I will absolutely stand by the results of the election. I have faith in our system and believe we should be doing more to expand access to the ballot box and make it easier for citizens to vote. I also like to remind voters that having an accessible and fair voting system and having a safe and secure voting system are not mutually exclusive. It is imperative that we have a system that is secure, but also fair and accessible to all eligible voters.

In light of the U.S. Supreme Court’s decision on abortion, state law and local enforcement authority will determine access to abortion. If elected, how will you use your authority in the state Senate to influence abortion access or enforcement of abortion restrictions?

I believe in the right to abortion access and will fight to repeal Georgia’s anti-abortion laws. I will also work to expand access to vital women’s health care through budget and legislative action.

Are there any programs/legislation you’ve sponsored or created to help people with disabilities?

I’m not in the legislature yet, but as a school board member I advocated for our students with disabilities. As a legislator, I will advocate to strengthen our special education system in this state. School districts across the state struggle to provide services to our students with special needs. The state has to strongly support those efforts.

Georgia closed out its budget year with a “likely record surplus, billions of dollars in federal aid and a growing economy.” Georgia spends more than half of this money on education and health care. What would you want to see in the budget in terms of spending or taxes?

We need to strengthen the safety net for everyday Georgians. That means fully funding public education, expanding HOPE and early learning, expanding medicaid, increasing mental health support, and addressing homelessness and other impacts of poverty.

The Legislature often votes along party lines. When would you seek bipartisan action and what issues merit such consensus?

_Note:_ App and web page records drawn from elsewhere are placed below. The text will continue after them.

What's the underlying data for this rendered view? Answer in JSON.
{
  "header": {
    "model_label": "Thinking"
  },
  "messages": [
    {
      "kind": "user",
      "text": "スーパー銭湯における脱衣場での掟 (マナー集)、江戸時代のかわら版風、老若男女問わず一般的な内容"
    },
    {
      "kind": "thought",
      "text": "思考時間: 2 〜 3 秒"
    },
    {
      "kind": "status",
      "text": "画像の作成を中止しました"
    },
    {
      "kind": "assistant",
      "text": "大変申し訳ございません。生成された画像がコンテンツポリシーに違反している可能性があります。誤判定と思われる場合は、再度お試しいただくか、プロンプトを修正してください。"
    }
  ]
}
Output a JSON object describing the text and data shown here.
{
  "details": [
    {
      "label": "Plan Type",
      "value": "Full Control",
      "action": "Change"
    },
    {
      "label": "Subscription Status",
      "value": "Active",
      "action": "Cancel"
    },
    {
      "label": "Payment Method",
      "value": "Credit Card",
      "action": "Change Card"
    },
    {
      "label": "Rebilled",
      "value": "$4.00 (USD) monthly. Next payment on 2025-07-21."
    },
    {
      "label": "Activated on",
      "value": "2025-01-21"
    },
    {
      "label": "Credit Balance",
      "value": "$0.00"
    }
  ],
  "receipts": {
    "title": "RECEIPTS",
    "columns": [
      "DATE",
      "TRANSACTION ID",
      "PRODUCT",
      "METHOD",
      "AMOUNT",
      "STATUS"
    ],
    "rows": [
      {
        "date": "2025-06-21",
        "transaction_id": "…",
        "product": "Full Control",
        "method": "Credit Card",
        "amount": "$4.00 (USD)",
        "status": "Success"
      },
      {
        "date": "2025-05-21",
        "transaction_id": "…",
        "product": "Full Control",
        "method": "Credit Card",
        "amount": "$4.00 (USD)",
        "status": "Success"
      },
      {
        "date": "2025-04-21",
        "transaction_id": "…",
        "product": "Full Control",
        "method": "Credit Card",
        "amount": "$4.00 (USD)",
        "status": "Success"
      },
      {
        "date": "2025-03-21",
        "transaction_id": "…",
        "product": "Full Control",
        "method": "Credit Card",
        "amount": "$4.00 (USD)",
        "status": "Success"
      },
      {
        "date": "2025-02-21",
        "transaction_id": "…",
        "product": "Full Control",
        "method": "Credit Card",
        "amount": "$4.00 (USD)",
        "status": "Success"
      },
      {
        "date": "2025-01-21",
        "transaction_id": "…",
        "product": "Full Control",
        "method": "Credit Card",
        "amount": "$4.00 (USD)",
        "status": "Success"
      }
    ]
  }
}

I will always seek bipartisan solutions and believe that both parties can agree on most issues. Where a bipartisan solution is not feasible, I will work to act in a manner that benefits all Georgians.